Available data section start
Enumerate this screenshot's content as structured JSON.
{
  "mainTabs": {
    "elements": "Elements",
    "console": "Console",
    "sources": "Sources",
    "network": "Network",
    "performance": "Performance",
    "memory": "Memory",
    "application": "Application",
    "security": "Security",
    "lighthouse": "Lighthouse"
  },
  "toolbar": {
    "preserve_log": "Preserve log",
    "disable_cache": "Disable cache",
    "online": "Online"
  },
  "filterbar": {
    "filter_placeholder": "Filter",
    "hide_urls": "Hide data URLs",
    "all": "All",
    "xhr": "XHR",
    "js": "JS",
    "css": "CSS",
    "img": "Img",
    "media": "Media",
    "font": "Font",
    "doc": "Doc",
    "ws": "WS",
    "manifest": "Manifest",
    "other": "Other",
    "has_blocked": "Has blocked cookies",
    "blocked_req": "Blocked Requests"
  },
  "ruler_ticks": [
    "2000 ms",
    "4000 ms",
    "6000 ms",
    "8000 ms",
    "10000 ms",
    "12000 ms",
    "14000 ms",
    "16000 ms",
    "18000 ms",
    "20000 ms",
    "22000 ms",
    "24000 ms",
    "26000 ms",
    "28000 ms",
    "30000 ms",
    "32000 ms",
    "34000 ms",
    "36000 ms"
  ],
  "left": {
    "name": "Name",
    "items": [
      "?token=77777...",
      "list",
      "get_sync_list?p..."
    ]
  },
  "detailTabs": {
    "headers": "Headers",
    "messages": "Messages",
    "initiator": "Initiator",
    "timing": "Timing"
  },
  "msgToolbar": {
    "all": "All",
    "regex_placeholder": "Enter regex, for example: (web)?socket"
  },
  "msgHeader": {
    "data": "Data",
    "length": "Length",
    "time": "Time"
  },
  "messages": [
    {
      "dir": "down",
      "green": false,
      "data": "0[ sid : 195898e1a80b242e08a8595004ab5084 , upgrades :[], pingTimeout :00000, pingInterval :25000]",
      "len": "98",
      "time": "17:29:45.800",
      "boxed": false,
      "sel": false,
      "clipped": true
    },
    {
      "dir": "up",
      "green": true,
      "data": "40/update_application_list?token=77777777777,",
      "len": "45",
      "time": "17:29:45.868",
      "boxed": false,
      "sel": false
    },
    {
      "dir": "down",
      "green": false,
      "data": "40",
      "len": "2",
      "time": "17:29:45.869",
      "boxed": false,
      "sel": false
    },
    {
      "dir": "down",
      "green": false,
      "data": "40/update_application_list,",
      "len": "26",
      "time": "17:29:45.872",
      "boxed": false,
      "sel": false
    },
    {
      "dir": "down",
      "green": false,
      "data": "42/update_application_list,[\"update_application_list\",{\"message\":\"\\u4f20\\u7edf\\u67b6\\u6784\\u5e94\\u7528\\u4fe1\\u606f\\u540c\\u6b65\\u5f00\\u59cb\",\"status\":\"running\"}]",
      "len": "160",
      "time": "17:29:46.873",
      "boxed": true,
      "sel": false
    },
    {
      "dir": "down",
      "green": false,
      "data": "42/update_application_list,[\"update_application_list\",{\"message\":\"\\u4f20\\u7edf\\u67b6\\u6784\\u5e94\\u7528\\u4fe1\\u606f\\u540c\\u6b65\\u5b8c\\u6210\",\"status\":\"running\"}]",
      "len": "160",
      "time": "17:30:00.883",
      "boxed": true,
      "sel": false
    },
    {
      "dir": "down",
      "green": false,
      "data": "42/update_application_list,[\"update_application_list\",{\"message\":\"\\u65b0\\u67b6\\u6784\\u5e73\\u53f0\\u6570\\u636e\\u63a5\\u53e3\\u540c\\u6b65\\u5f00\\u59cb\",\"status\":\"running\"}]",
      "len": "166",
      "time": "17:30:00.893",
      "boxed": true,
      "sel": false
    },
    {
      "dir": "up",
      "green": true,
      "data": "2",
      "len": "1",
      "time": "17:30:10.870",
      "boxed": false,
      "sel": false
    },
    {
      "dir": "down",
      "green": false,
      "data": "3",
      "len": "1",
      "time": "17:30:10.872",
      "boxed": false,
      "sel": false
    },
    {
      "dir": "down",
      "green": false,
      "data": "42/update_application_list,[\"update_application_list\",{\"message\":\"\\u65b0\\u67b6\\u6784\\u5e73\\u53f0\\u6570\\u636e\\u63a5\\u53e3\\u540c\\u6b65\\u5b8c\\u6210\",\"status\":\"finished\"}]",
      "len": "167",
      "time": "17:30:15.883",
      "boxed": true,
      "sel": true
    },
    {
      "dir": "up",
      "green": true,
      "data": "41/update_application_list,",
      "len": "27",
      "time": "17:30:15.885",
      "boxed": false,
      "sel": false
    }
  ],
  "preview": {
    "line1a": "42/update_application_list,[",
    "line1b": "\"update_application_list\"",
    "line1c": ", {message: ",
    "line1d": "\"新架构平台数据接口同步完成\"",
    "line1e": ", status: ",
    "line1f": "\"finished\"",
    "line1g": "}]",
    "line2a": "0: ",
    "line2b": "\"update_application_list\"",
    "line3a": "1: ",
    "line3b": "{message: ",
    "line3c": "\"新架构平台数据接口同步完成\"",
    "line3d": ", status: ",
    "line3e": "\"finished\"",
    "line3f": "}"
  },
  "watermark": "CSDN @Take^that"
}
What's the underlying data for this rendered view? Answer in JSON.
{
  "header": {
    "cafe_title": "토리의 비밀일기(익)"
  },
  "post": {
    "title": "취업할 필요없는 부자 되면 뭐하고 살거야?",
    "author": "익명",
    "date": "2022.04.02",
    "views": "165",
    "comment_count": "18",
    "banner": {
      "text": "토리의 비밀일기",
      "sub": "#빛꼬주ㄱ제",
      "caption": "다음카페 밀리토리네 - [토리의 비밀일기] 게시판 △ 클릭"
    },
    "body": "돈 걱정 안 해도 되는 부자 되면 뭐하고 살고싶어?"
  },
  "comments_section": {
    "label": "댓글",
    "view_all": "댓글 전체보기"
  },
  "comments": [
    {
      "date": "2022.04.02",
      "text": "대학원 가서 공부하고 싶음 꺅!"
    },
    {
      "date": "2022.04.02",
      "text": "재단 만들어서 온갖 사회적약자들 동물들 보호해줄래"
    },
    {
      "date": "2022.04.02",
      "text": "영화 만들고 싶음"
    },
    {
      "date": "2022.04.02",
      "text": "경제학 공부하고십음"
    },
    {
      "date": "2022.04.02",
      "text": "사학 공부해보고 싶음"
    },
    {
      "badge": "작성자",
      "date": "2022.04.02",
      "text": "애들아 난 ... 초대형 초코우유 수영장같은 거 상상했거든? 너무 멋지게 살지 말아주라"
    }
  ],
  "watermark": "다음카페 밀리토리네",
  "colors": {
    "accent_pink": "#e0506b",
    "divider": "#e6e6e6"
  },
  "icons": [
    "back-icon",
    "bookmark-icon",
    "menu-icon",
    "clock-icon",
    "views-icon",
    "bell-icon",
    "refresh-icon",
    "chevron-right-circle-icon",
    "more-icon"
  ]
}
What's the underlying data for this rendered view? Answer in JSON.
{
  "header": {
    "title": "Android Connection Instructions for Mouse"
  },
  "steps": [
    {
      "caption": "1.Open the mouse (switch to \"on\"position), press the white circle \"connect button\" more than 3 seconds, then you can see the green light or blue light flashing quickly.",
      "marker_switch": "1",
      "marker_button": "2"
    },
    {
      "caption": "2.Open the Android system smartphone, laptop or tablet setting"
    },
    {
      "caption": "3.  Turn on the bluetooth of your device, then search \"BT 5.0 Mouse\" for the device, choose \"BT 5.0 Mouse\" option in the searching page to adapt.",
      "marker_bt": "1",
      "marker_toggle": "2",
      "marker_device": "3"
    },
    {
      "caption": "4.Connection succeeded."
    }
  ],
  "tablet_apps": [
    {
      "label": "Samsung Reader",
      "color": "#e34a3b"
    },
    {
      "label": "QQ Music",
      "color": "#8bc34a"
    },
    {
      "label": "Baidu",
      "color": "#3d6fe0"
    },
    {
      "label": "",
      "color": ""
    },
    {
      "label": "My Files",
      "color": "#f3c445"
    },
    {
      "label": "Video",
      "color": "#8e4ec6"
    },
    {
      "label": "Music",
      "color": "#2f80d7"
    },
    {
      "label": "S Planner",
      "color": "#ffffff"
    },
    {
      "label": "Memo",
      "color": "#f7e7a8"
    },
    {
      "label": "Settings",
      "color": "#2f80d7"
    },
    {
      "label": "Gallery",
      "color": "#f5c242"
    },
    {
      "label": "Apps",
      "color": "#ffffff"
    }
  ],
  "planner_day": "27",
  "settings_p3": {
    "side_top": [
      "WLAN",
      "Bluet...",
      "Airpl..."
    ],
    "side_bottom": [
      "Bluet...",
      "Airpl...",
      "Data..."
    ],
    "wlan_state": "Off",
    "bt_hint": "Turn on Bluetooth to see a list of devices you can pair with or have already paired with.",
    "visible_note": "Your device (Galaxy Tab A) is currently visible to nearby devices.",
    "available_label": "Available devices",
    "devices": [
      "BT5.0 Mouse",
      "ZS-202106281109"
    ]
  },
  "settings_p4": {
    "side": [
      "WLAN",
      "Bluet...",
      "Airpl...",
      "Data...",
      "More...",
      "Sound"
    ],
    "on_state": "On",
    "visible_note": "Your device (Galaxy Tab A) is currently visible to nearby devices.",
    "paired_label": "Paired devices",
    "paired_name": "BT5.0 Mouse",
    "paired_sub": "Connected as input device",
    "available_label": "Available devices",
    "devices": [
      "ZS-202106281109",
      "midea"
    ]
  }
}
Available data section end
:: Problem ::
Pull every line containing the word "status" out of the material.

:: Solved problem ::
      "data": "42/update_application_list,[\"update_application_list\",{\"message\":\"\\u4f20\\u7edf\\u67b6\\u6784\\u5e94\\u7528\\u4fe1\\u606f\\u540c\\u6b65\\u5f00\\u59cb\",\"status\":\"running\"}]",
      "data": "42/update_application_list,[\"update_application_list\",{\"message\":\"\\u4f20\\u7edf\\u67b6\\u6784\\u5e94\\u7528\\u4fe1\\u606f\\u540c\\u6b65\\u5b8c\\u6210\",\"status\":\"running\"}]",
      "data": "42/update_application_list,[\"update_application_list\",{\"message\":\"\\u65b0\\u67b6\\u6784\\u5e73\\u53f0\\u6570\\u636e\\u63a5\\u53e3\\u540c\\u6b65\\u5f00\\u59cb\",\"status\":\"running\"}]",
      "data": "42/update_application_list,[\"update_application_list\",{\"message\":\"\\u65b0\\u67b6\\u6784\\u5e73\\u53f0\\u6570\\u636e\\u63a5\\u53e3\\u540c\\u6b65\\u5b8c\\u6210\",\"status\":\"finished\"}]",
    "line1e": ", status: ",
    "line3d": ", status: ",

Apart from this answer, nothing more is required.